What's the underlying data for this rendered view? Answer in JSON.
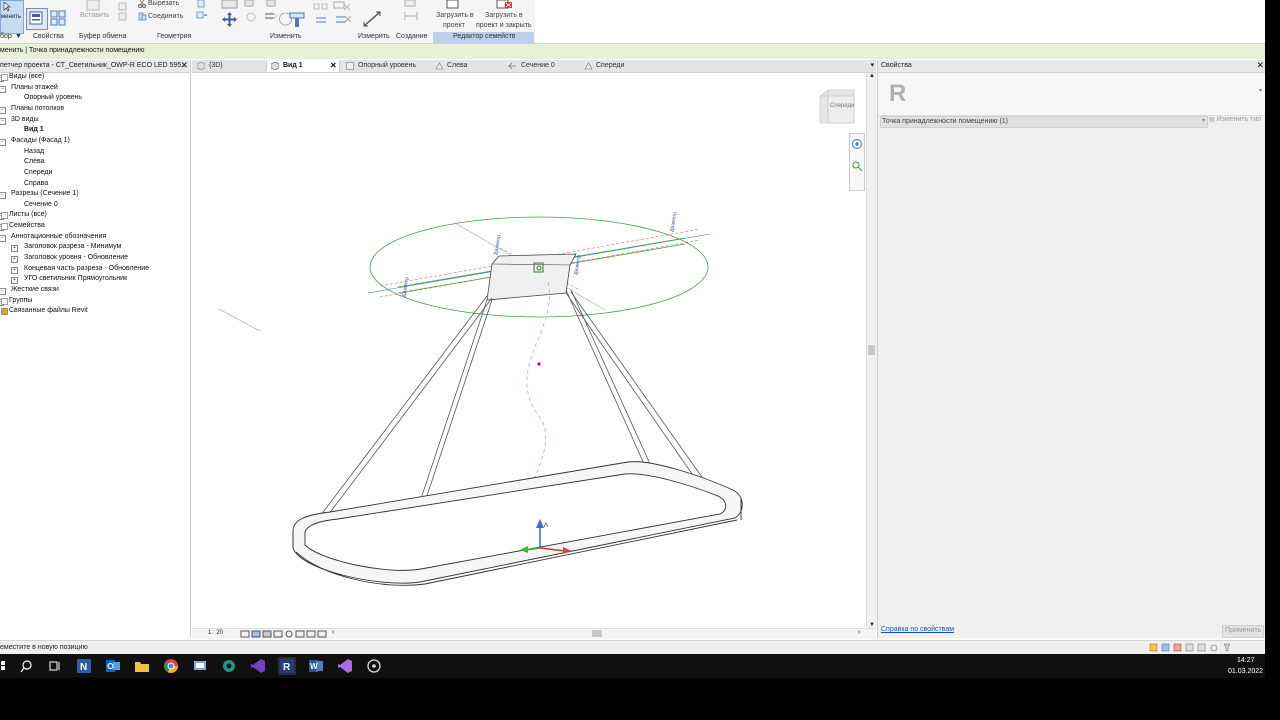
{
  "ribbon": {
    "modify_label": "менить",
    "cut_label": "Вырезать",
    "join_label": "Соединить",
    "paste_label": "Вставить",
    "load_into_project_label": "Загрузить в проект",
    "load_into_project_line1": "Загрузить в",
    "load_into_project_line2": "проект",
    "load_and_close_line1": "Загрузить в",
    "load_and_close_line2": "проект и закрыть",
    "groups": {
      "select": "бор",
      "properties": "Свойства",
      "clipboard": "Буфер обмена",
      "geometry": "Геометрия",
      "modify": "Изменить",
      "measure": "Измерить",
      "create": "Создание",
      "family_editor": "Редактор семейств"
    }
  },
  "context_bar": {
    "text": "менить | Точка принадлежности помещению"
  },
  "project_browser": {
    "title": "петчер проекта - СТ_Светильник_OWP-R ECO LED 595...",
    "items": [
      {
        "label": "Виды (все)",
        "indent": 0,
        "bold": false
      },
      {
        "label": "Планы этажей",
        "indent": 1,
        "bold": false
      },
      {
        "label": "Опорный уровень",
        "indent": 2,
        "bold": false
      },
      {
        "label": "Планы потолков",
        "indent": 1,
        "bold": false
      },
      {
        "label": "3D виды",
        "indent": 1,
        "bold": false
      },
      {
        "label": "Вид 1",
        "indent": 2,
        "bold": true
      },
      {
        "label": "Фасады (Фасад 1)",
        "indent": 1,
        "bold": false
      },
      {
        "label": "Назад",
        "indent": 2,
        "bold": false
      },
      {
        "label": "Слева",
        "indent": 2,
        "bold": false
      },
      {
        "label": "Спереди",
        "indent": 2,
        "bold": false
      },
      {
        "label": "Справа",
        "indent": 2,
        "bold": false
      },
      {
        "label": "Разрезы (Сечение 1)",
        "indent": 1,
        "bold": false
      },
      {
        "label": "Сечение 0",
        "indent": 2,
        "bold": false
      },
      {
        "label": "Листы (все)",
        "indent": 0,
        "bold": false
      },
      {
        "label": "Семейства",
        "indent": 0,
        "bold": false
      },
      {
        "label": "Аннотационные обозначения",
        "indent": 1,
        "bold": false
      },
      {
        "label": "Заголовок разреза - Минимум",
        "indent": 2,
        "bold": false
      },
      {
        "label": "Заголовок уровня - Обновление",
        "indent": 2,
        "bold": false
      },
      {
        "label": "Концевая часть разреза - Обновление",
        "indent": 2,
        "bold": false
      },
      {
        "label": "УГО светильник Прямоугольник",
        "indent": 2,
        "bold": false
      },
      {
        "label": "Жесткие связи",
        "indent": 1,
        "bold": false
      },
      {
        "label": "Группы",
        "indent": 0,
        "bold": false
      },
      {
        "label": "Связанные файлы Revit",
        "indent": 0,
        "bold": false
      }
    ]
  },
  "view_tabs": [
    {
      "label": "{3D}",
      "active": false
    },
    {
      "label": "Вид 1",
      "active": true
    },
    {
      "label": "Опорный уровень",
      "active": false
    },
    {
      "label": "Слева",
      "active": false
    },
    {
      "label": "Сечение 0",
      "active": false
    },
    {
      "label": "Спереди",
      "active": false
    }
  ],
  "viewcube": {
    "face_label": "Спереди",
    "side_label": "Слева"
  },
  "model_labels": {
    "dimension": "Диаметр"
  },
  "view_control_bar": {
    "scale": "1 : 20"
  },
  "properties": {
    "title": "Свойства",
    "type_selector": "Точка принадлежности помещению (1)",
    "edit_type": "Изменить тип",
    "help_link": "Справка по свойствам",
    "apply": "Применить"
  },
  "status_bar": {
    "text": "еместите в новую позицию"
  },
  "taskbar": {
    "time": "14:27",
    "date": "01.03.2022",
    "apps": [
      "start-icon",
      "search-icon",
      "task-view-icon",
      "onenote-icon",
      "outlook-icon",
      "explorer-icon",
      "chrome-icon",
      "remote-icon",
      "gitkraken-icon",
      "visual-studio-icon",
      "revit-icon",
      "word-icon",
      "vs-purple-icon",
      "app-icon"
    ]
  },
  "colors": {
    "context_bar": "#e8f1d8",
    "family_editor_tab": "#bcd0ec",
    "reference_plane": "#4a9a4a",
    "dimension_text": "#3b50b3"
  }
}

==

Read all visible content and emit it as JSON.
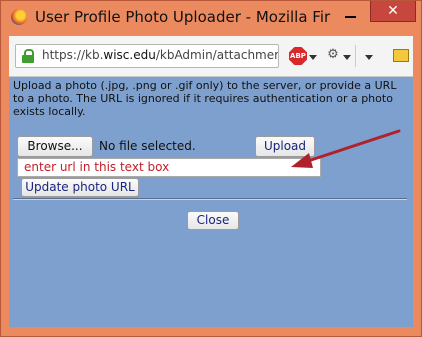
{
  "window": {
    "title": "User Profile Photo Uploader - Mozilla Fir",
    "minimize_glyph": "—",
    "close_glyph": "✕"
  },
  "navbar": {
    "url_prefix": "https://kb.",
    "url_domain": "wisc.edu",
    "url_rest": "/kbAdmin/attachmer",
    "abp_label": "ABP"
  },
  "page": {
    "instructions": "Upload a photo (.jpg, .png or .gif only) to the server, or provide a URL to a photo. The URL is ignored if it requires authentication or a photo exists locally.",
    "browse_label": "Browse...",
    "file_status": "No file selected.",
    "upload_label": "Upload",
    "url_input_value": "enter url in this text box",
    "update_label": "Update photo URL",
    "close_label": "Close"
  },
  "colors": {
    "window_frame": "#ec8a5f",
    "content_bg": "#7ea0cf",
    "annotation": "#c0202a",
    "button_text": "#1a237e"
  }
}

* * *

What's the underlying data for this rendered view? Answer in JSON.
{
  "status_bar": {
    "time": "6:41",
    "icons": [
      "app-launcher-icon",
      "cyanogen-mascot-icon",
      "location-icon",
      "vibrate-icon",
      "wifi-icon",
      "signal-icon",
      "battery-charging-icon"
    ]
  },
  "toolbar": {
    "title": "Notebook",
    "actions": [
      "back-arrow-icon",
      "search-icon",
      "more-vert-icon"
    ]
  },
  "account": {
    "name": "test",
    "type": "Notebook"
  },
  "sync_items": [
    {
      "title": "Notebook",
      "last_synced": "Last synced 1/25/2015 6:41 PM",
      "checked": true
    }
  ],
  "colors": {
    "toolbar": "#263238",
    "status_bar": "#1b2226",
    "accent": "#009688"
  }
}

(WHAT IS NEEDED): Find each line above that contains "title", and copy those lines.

(RESPONSE BELOW):
    "title": "петчер проекта - СТ_Светильник_OWP-R ECO LED 595...",
    "title": "Свойства",
    "title": "User Profile Photo Uploader - Mozilla Fir",
    "title": "Notebook",
      "title": "Notebook",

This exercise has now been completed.